But what the government can’t deny is that the Spanish police started an operation concerning alleged diversion of PDVSA money into Portugal through Portuguese bank Banco do Espirito Santo, searching several homes in Madrid and other spots of the country linked with this plot, which is being investigated by Portuguese justice.

Last night

Without any warrants or PO prosecutors, the Secret Police (SEBIN) broke into an apartment in Altamira and arrested MUD advisors Arístides Moreno and Roberto Picón.

Lawmaker Freddy Guevara denounced the situation, in which María Corina Machado was also mistreated.

Moreno’s apartment has served as a meeting place for opposition leaders, which Nicolás “denounced” yesterday, claiming that the meetings were allegedly meant to “call for rebellion in Venezuela.”

Minister Néstor Reverol clarified that David Vallenilla’s murderer is an Air Force sergeant, claiming that “he used an unauthorized weapon to repel” and that “he’s being subjected to all legal proceedings for the application of justice,” repeating that La Carlota military base has been attacked several times, as if stones, fireworks and molotovs were comparable to guns. The sergeant shot to kill and his entire chain of command is accountable for the crime. It’s a deadly repressive streak and no amount of complaints from “wounded” officers will mitigate the indignation in the face of so much cruelty. SEBIN’s actions in Altamira make the situation much worse.

Naky Soto

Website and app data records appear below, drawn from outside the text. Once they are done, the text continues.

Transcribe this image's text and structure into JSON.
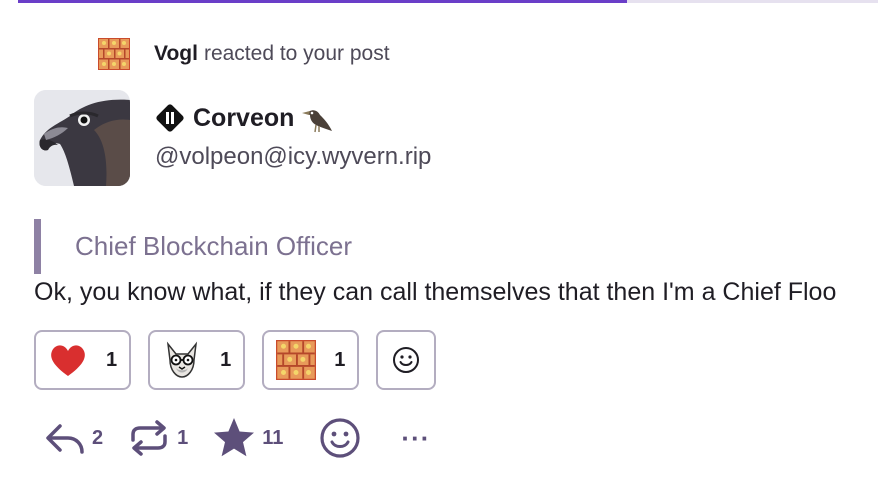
{
  "progress": {
    "fraction": 0.708
  },
  "notification": {
    "actor": "Vogl",
    "text": "reacted to your post"
  },
  "author": {
    "display_name": "Corveon",
    "handle": "@volpeon@icy.wyvern.rip"
  },
  "post": {
    "quote": "Chief Blockchain Officer",
    "body": "Ok, you know what, if they can call themselves that then I'm a Chief Floo"
  },
  "reactions": [
    {
      "emoji": "heart-emoji",
      "count": "1"
    },
    {
      "emoji": "fox-nerd-emoji",
      "count": "1"
    },
    {
      "emoji": "brick-wall-emoji",
      "count": "1"
    }
  ],
  "actions": {
    "replies": "2",
    "boosts": "1",
    "favourites": "11",
    "more": "···"
  },
  "colors": {
    "accent": "#6a3ec8",
    "quote_bar": "#8e81a4",
    "icon": "#5d4f7a",
    "border": "#b3adc0"
  }
}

Naky gets called Naibet at home and at the bank. She coordinates training programs for an NGO. She collects moments and turns them into words. She has more stories than freckles.